MADISON, Wis. - The top Republican in the Wisconsin Assembly, who ordered an investigation into the 2020 presidential election, said Tuesday that more subpoenas may be needed and that the work could stretch into 2022.
Assembly Speaker Robin Vos also said it was possible he would try to force the state's top elections official to submit to an interview with the attorney leading the investigation before a judge holds a hearing on the validity of the subpoena. Democratic Attorney General Josh Kaul sued last week in an attempt to block the subpoena.
A judge on Monday set a Dec. 23 hearing on the matter. Kaul did not immediately return a message seeking comment.
Vos, at a news conference ahead of the Assembly session on Tuesday, said that it was "certainly possible if not likely" he would not wait until then to have Wisconsin Elections Commission administrator Meagan Wolfe meet with lead investigator Michael Gableman, a retired Wisconsin Supreme Court justice.
Gableman's contract, which allots $676,000 in taxpayer money for the investigation, runs through the end of December. Vos said it was not his goal to have the probe go past the end of the year, but "it might have to go longer."
The nonpartisan Legislative Audit Bureau released its much-anticipated review of the election on Friday, making 48 recommendations and possible law changes to improve how elections are run, including adopting rules on whether ballot boxes should be allowed and whether missing information on absentee ballot envelopes should be filled in by election workers.
On Monday, Senate Republican leaders said they were launching their own investigation in response to the audit, even as multiple Republican lawmakers said it showed that elections were safe and secure.

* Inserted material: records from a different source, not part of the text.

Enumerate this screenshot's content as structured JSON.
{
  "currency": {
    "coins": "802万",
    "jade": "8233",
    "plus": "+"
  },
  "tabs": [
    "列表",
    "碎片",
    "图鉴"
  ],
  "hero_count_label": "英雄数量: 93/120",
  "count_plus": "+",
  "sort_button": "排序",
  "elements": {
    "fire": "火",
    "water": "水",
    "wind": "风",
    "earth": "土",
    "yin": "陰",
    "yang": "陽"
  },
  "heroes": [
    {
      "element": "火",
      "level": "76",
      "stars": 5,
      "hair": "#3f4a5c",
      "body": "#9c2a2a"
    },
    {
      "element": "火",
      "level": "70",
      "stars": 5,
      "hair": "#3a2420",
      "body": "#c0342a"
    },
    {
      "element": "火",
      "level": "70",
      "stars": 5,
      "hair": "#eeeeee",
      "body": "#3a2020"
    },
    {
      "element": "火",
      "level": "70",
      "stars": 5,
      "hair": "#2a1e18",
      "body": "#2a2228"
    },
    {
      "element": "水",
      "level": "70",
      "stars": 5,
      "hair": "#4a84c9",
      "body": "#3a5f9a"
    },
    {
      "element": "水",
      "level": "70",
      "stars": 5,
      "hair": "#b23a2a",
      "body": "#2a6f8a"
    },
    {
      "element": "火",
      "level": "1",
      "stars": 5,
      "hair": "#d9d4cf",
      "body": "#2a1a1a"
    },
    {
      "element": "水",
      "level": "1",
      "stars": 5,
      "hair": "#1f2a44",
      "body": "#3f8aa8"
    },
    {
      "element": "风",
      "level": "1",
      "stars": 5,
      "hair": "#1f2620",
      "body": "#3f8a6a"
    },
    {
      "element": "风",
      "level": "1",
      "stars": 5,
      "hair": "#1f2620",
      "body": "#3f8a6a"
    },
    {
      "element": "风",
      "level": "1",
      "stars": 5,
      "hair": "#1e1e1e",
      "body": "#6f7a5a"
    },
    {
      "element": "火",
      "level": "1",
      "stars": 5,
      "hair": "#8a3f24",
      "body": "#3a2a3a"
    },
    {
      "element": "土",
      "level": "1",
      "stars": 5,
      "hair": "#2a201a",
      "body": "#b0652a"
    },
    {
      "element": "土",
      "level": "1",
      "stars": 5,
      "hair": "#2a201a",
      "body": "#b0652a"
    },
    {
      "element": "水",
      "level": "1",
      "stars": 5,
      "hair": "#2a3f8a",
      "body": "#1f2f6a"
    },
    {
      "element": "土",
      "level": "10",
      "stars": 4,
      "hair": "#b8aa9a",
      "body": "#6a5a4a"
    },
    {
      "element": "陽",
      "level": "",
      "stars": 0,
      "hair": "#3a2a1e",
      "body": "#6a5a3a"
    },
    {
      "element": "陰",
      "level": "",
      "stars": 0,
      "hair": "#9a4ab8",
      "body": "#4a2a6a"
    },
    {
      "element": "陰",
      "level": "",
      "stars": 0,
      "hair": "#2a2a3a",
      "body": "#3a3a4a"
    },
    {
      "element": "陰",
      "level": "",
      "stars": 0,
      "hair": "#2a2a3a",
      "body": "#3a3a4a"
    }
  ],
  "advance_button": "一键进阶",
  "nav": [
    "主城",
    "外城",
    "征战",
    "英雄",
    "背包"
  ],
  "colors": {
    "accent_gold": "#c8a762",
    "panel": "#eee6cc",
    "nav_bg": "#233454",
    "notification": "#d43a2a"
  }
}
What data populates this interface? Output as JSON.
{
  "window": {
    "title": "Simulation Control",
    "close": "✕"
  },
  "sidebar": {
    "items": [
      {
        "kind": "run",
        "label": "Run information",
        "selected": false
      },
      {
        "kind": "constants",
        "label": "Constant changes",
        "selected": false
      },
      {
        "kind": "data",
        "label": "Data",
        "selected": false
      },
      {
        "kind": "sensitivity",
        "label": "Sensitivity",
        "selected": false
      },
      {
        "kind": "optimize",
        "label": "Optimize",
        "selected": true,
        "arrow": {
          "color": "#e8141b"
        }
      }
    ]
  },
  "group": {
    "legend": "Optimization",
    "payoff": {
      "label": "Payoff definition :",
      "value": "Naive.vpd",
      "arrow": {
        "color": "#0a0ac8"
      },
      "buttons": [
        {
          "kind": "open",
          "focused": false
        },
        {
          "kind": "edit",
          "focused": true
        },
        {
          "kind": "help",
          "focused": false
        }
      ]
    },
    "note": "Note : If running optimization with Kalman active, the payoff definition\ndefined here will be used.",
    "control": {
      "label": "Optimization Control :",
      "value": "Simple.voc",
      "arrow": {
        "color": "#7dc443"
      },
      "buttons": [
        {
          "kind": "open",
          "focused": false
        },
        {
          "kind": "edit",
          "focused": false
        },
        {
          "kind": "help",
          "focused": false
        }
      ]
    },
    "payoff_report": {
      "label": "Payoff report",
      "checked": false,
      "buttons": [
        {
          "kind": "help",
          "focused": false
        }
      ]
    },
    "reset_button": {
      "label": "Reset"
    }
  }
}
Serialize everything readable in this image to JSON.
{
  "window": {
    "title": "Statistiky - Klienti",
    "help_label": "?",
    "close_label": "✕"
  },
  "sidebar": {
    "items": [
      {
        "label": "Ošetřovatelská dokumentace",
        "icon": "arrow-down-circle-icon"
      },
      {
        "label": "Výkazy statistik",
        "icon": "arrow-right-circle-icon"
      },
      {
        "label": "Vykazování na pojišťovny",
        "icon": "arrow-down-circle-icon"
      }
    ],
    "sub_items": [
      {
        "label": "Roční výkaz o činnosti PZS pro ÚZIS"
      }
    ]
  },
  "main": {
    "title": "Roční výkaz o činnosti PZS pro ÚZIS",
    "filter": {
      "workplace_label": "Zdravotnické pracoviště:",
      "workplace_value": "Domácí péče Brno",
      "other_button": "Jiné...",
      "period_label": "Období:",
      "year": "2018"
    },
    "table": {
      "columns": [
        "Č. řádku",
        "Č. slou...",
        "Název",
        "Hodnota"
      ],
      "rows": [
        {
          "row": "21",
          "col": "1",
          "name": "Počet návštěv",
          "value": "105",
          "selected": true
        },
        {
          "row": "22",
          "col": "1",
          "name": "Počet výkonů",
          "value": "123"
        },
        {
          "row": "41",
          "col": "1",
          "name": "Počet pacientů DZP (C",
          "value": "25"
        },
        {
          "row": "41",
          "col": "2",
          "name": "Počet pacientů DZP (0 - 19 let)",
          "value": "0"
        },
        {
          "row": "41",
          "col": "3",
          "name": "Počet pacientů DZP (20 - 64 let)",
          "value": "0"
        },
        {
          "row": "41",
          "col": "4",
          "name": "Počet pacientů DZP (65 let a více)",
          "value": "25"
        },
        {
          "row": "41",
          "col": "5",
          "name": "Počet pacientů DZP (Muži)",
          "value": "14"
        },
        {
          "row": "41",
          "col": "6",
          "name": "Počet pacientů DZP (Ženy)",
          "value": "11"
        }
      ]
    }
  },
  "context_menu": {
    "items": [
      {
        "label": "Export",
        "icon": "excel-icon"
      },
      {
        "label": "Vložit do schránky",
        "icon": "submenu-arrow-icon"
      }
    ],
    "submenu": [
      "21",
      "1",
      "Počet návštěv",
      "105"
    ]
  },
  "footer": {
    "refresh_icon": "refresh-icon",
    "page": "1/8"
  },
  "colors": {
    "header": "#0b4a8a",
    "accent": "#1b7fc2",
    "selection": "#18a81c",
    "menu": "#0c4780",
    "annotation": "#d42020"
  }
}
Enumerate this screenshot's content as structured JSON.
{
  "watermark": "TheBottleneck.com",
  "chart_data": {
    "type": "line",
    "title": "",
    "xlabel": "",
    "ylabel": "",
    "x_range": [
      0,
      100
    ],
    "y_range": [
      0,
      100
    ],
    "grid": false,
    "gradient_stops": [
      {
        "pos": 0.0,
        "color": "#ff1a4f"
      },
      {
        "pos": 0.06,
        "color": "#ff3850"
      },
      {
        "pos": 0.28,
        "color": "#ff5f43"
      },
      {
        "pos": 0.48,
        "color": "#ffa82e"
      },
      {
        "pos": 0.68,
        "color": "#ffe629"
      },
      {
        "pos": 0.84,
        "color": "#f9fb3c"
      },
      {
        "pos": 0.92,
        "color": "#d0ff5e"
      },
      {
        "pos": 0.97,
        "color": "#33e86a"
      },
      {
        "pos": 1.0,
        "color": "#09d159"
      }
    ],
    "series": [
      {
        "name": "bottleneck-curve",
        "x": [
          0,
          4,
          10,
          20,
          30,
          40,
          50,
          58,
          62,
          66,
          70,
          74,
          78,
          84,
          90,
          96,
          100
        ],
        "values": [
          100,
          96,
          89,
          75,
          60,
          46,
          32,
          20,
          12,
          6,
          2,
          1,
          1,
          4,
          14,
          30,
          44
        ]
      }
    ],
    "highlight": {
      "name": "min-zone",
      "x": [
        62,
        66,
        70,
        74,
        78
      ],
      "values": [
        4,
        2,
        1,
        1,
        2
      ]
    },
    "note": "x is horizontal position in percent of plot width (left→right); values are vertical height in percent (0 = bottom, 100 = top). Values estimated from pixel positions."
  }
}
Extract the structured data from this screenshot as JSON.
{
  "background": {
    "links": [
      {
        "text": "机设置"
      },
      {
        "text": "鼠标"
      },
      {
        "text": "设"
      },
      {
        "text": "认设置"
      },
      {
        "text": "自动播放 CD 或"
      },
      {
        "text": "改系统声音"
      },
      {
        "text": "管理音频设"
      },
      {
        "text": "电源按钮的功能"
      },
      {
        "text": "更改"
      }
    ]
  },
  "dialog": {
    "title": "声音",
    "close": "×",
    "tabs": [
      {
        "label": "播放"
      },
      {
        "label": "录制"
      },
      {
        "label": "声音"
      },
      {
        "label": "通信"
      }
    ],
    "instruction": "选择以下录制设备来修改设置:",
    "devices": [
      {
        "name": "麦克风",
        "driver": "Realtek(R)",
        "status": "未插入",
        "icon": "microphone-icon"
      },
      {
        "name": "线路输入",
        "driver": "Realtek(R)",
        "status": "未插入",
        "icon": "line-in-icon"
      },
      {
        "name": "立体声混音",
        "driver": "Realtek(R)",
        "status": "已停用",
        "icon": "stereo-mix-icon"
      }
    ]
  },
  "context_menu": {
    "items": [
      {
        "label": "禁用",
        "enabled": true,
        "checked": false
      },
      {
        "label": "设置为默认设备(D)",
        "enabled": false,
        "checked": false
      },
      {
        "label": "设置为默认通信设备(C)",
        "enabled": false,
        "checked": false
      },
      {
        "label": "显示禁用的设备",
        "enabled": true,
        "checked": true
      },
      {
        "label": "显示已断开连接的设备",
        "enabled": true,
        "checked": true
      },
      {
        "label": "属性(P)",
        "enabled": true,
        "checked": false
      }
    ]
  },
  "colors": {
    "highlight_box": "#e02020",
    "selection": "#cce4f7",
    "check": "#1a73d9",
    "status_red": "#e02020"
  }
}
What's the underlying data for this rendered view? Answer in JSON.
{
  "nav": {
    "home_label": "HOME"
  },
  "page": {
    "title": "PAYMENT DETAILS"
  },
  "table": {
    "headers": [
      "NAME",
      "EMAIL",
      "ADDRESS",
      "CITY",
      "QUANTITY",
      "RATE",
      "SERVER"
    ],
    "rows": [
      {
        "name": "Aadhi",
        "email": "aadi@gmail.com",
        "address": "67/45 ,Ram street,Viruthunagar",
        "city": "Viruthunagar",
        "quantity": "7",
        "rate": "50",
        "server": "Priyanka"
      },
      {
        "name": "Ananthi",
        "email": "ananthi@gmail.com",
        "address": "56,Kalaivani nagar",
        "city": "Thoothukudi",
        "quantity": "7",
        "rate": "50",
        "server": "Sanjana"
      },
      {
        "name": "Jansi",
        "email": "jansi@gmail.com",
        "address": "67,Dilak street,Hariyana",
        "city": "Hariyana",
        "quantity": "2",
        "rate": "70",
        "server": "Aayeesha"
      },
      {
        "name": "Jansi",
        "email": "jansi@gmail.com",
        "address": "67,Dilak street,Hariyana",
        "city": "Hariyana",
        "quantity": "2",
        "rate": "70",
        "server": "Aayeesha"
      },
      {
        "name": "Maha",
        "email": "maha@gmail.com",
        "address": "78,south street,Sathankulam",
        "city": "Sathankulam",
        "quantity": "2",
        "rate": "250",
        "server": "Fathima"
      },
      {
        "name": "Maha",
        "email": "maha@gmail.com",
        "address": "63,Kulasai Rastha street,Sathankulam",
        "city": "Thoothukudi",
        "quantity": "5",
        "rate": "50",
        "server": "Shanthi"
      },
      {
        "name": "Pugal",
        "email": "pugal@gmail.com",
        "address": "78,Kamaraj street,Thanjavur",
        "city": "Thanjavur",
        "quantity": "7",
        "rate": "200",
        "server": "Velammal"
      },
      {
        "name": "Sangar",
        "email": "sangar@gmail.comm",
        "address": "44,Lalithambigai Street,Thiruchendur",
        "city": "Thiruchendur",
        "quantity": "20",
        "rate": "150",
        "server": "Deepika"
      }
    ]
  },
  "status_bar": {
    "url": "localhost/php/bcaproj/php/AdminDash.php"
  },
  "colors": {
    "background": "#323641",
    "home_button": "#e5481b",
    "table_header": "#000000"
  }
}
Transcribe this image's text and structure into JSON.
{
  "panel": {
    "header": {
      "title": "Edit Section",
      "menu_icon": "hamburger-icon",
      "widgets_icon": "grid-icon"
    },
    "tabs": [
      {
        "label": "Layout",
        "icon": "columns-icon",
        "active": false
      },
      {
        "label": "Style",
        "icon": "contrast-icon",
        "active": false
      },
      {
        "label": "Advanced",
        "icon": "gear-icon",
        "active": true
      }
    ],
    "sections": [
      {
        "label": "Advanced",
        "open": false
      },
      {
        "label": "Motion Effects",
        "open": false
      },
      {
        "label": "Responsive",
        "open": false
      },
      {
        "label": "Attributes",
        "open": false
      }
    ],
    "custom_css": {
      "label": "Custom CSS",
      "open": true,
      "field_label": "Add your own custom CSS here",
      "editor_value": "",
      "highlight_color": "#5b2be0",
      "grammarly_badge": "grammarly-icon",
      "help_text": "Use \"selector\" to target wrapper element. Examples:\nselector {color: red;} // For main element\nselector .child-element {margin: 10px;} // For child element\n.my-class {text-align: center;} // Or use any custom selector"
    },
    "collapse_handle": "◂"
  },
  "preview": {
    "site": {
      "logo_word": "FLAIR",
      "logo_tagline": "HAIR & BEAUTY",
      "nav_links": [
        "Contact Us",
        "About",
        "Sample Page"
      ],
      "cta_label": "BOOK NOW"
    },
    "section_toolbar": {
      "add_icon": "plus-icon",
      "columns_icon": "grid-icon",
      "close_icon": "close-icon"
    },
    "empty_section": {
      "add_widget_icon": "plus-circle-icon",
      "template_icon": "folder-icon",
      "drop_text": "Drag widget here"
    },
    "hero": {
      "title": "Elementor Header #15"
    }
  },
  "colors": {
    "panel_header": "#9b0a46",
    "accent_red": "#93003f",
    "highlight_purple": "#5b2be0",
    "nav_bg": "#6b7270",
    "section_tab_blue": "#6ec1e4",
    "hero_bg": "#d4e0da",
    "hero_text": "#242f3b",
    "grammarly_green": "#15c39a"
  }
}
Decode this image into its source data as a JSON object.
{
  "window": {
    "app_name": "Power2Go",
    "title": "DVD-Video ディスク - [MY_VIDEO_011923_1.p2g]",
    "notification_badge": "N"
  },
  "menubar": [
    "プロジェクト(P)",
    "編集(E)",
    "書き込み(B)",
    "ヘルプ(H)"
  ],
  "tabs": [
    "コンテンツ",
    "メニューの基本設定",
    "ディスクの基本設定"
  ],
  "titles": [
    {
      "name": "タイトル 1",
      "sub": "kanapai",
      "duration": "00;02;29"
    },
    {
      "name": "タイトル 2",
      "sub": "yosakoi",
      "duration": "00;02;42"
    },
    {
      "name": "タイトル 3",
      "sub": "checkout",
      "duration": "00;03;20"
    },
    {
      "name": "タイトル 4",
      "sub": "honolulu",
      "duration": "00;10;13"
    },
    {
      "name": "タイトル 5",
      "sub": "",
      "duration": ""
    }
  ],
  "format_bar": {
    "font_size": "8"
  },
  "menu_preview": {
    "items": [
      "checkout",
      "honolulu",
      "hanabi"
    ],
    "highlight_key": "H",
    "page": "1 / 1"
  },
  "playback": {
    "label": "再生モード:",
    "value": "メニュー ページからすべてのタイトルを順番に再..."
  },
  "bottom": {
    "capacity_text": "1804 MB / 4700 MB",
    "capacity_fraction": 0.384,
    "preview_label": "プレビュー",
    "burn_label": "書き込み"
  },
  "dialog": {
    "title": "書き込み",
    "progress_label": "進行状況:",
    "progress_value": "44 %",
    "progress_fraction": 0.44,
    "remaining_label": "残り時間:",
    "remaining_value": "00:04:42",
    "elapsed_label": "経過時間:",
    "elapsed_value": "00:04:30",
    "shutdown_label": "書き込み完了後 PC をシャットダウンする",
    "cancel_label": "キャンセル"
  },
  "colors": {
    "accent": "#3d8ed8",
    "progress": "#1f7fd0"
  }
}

Vos said the audit showed that the Wisconsin Elections Commission, which is overseen by a bipartisan board, is "mismanaged" and needs to be held accountable.
A spokesman for the elections commission did not immediately return a message seeking comment.
President Joe Biden won Wisconsin by more than 20,000 votes, a result that has withstood recounts, court challenges and the audit bureau review which found no widespread fraud. Only four people out of more than 3 million people who cast ballots in Wisconsin have been charged with election fraud.